When I first began reading through the Economist’s debate page on biotechnology, I thought “oh, the spin. It hurts.” First of all, the term “biotechnology” was being used to describe the technologies in question, rather than “GMO food” or “GE food”. Then, when I saw that BASF was sponsoring it, and was given a prominent link in which they could spin their practices (and spin they do – the copywriter responsible for this has admittedly produced one of the best spin pages I have ever seen), I was ready to judge the whole operation as a well-financed spin machine.
Then I saw the poll, in which those against biotechnology are outweighing those who are for it, not by a wide margin, but by enough of one that they are “winning”. This is mostly due to the advocate for the side of organic food, Charles Benbrook, and his moderate yet logical responses throughout the debate. One of my favourite passages:
“Those advocating GE as the solution to world hunger seem to gloss over the fact that poverty is the primary cause of hunger. Three “currents” of change must come together with rural economic development to advance food security:
- Pest losses and food waste must be cut dramatically (eg, by one-half).
- Dietary patterns must shift towards crops that provide more human food calories and diverse nutrients per acre/hectare (eg, potatoes, squash, beans, berries), with relatively less reliance on grain-fed livestock products.
- Soil organic matter must be restored to allow sustainable yields to increase.” Charles Benbrook, Rebuttal Remarks
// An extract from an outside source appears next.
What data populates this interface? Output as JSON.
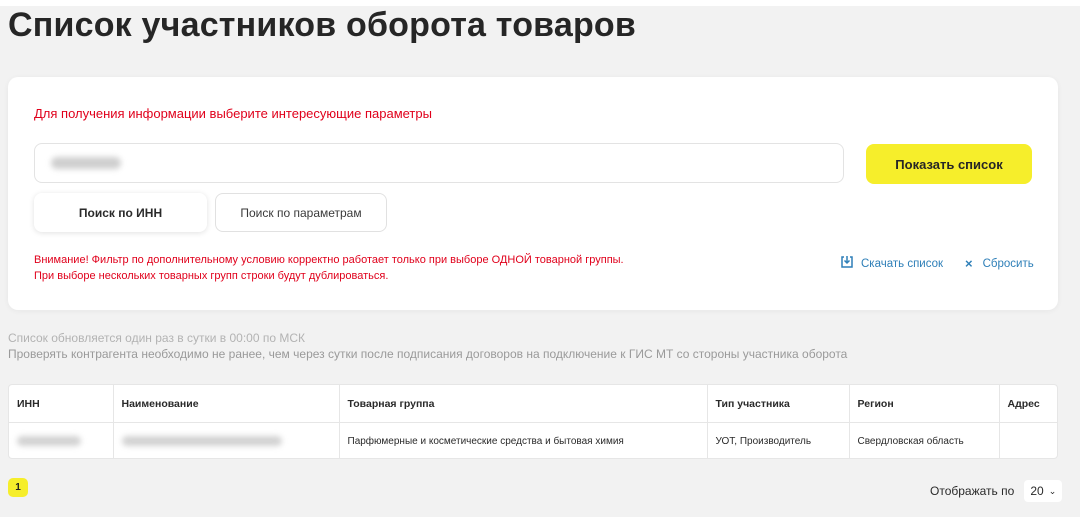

It is an even greater feat when we take into account the demographics of The Economist and the fact that almost every view represented is anti-, except for Mr. Benbrook’s. Get on over there and vote, and participate in this fascinating discussion.